The difference between these two is that the first stroke of the "V" is angled, and the second stroke is vertical. For the "K" it is the opposite. It is relatively unnatural to mark this distinction in writing with a stylus. In addition, as you will see, the solution to this problem has the additional benefit of making each letter a single, continuous stroke, which is faster and easier to write.
Thumbscript was originally developed both for joysticks and keypads.
In the joystick implementation, the eight outer dots are in a circle, not a square. Thumbscript works the same, and looks almost the same. But by turning the square into a circle, we introduce a new twist. The angle from Start to Stop is no longer the same for the "V" and the "K." The "V" goes slightly uphill, and the "K" goes slightly downhill. There are similar distinctions between "M" and "R", "X" and "Z", "G" and "S." Here we show the rounded dots and "V" and "K" drawn with a single curved stroke tipped slightly in opposite directions.
let's make all the letters with a single stroke.
We'll put a slight curve in the direction where there used to be an angle.
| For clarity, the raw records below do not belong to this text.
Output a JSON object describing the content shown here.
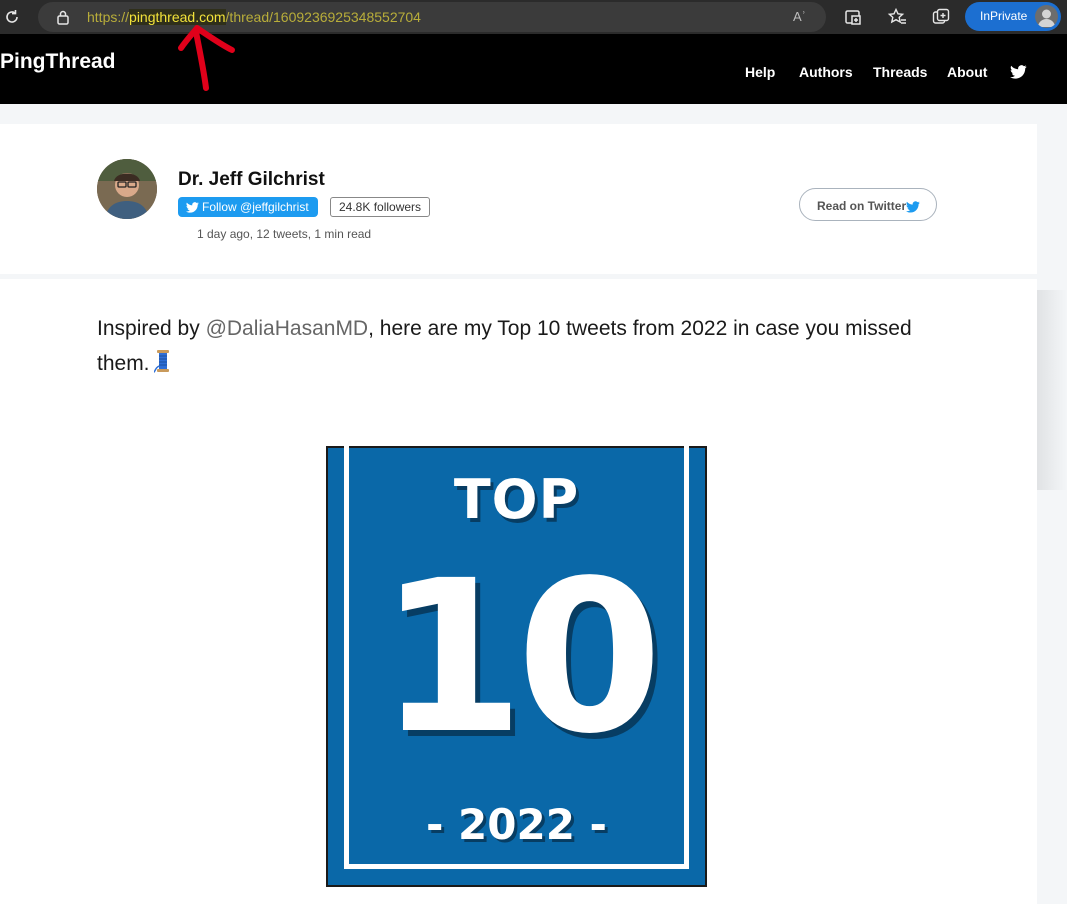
{
  "browser": {
    "url_prefix": "https://",
    "url_domain": "pingthread.com",
    "url_path": "/thread/1609236925348552704",
    "read_aloud": "Aʾ",
    "inprivate_label": "InPrivate"
  },
  "site": {
    "brand": "PingThread",
    "nav": [
      {
        "label": "Help"
      },
      {
        "label": "Authors"
      },
      {
        "label": "Threads"
      },
      {
        "label": "About"
      }
    ]
  },
  "author": {
    "name": "Dr. Jeff Gilchrist",
    "follow_label": "Follow @jeffgilchrist",
    "followers": "24.8K followers",
    "meta": "1 day ago, 12 tweets, 1 min read",
    "read_on_twitter": "Read on Twitter"
  },
  "tweet": {
    "text_before": "Inspired by ",
    "mention": "@DaliaHasanMD",
    "text_after": ", here are my Top 10 tweets from 2022 in case you missed them.",
    "emoji_name": "thread-spool-icon"
  },
  "image": {
    "top": "TOP",
    "number": "10",
    "year": "- 2022 -"
  },
  "colors": {
    "header_bg": "#000000",
    "twitter_blue": "#1d9bf0",
    "image_blue": "#0a68a8",
    "annotation_red": "#e0001a"
  }
}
Some strokes, like the vowels, "E," "I," "O," "U," will remain straight. Now the letters each have a distinct pattern of angle (The angle from Start to Stop), Length, (Long like "Q" or short, like "K"), and shape (straight, curved one way, or curved the other way.) So we can easily describe the curvature, let's think of the stroke as if it were a clock hand, starting from the center of the clock. As we draw from Start to Stop, the curve will belly in a clockwise direction (we'll call that positive) or the opposite. Not only does this work for the letters, but for the punctuation and symbols that are opposite to the letters.
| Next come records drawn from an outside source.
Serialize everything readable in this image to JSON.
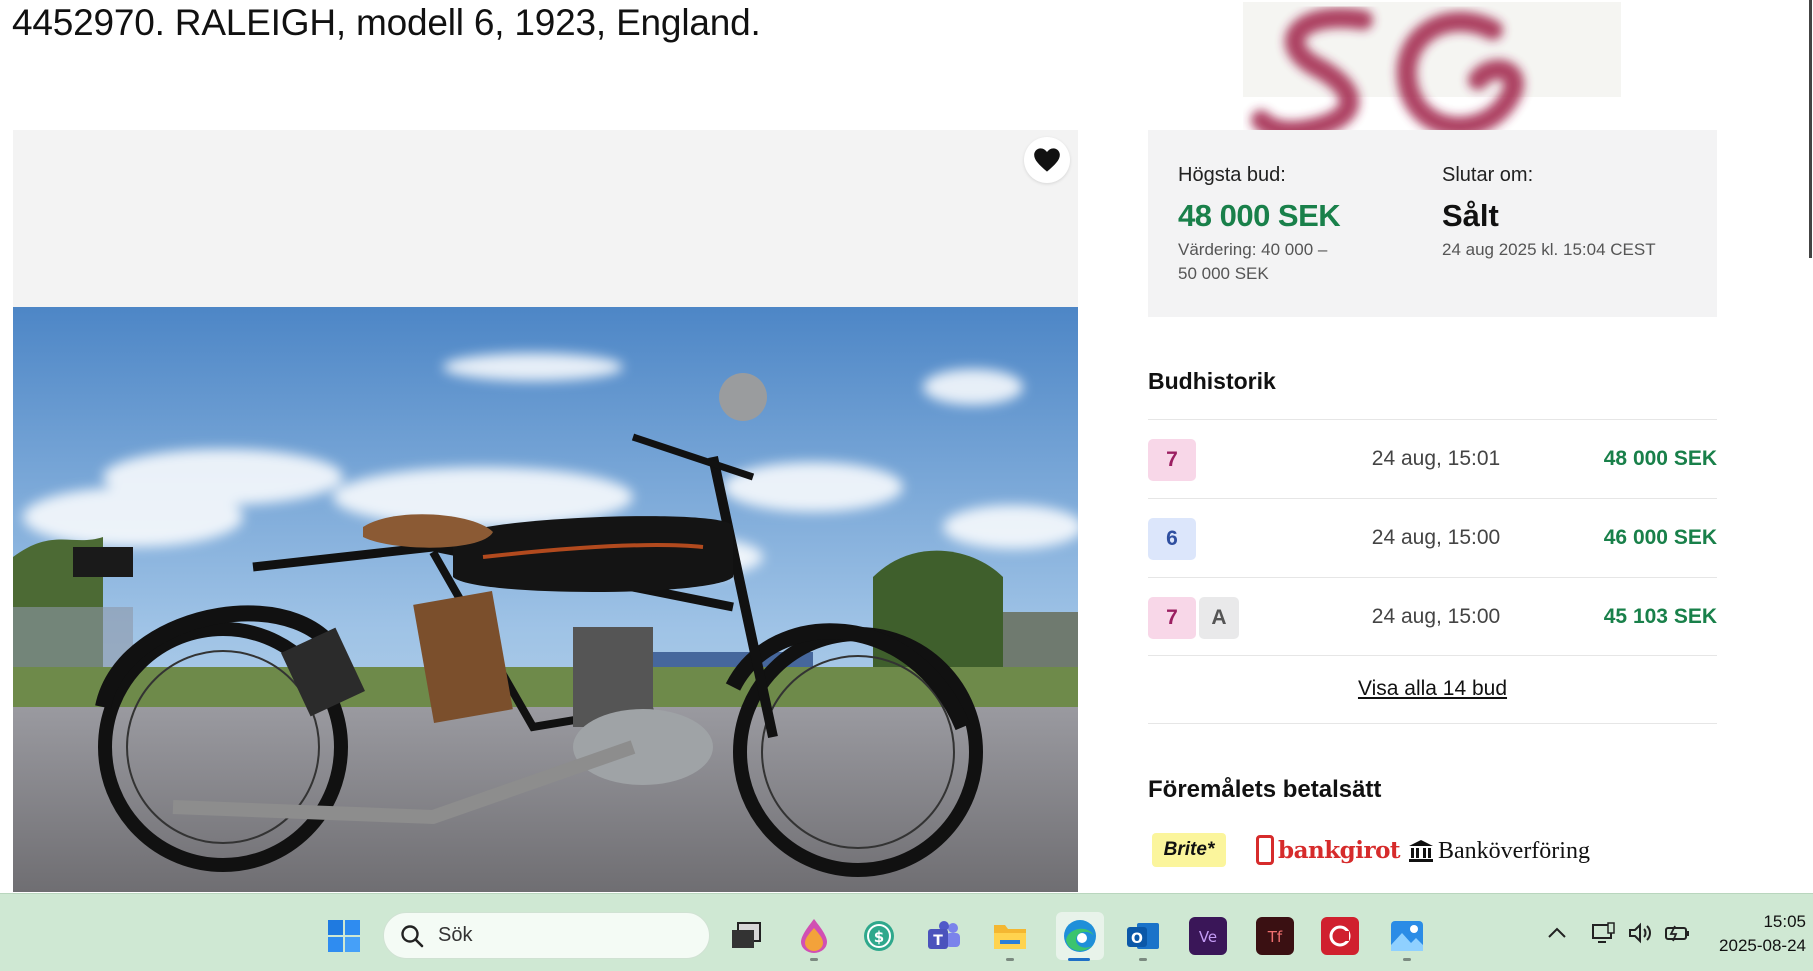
{
  "page": {
    "title": "4452970. RALEIGH, modell 6, 1923, England."
  },
  "watermark": {
    "text": "SG"
  },
  "gallery": {
    "favorite_icon": "heart-icon",
    "photo_alt": "Raleigh motorcycle"
  },
  "bid_panel": {
    "highest_bid_label": "Högsta bud:",
    "highest_bid_value": "48 000 SEK",
    "valuation_line1": "Värdering: 40 000 –",
    "valuation_line2": "50 000 SEK",
    "ends_label": "Slutar om:",
    "ends_value": "Sålt",
    "ends_date": "24 aug 2025 kl. 15:04 CEST"
  },
  "bid_history": {
    "title": "Budhistorik",
    "rows": [
      {
        "bidder": "7",
        "extra": "",
        "time": "24 aug, 15:01",
        "amount": "48 000 SEK"
      },
      {
        "bidder": "6",
        "extra": "",
        "time": "24 aug, 15:00",
        "amount": "46 000 SEK"
      },
      {
        "bidder": "7",
        "extra": "A",
        "time": "24 aug, 15:00",
        "amount": "45 103 SEK"
      }
    ],
    "show_all": "Visa alla 14 bud"
  },
  "payment": {
    "title": "Föremålets betalsätt",
    "methods": [
      "Brite*",
      "bankgirot",
      "Banköverföring"
    ]
  },
  "colors": {
    "price_green": "#19804a",
    "badge_pink": "#f8d7e8",
    "badge_blue": "#dce6fb",
    "taskbar_bg": "#cfe8d3"
  },
  "taskbar": {
    "search_placeholder": "Sök",
    "icons": [
      "windows-start-icon",
      "search-icon",
      "task-view-icon",
      "paint-icon",
      "money-app-icon",
      "teams-icon",
      "file-explorer-icon",
      "edge-icon",
      "outlook-icon",
      "ve-app-icon",
      "tf-app-icon",
      "red-app-icon",
      "photos-icon"
    ],
    "tray_icons": [
      "chevron-up-icon",
      "network-icon",
      "volume-icon",
      "battery-icon"
    ],
    "time": "15:05",
    "date": "2025-08-24"
  }
}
The recognition software remains simple and positive.
With each letter uniquely identified by an angle, a length, and a shape, simple software that just takes note of the beginning, the end and the middle of the stroke can distinguish all the letters.
The result is in keeping with the spirit of Thumbscript.
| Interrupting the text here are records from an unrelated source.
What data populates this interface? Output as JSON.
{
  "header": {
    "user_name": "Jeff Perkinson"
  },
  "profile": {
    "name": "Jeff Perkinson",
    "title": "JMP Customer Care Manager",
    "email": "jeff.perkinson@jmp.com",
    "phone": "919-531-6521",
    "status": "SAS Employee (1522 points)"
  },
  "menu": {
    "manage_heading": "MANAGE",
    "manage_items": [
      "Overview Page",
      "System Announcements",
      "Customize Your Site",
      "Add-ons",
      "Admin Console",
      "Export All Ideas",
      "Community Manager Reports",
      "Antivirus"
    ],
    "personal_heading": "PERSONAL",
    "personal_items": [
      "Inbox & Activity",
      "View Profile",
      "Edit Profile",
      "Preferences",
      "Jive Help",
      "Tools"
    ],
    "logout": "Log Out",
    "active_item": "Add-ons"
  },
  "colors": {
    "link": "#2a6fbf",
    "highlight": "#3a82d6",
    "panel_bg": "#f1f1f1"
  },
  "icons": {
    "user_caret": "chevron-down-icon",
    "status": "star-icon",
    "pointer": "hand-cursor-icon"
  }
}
Unlike other handwriting recognition systems, Thumbscript is positive. When there is an error in recognition, you will usually know just why the error occurred and you will be able to correct your writing. Perhaps the angle was inaccurate, or perhaps a straight stroke was written with a curve. Continuing with the emphasis on making it natural, it is easy to tell when an angle is either horizontal or vertical, or slightly off in one direction or the other. It is easy to tell if a stroke is short or long, and it is natural to notice which way it curves. Thus, floating Thumbscript with single stroke letters is designed to fit naturally with the way the brain works... As it should be.
Yes, but what about the numbers and commands?
They will require a little more effort for recognition. How can we distinguish between the number "2" and the "*" mark. Both are made with a short vertical stroke from top to bottom. The most natural way to do this is to have a slight check stroke at the beginning for numbers and at the end for punctuation. But then we will need a different way to distinguish the Thumbscript commands, because a single tap doesn't tell you which of the 8 dots was tapped. The commands will have to be done with a different mark at the beginning, such as a tiny circle the way we make a dark dot, then a short stroke at the correct angle towards the invisible center key. With this addition we have all 81 Thumbscript combinations, and a way of writing that (if you are thouroughly familiar with Thumbscript) is both natural and faster than printing.
Can I try it?
We'll let you know as soon as a demo is available, so practice your Thumbscript writing skill.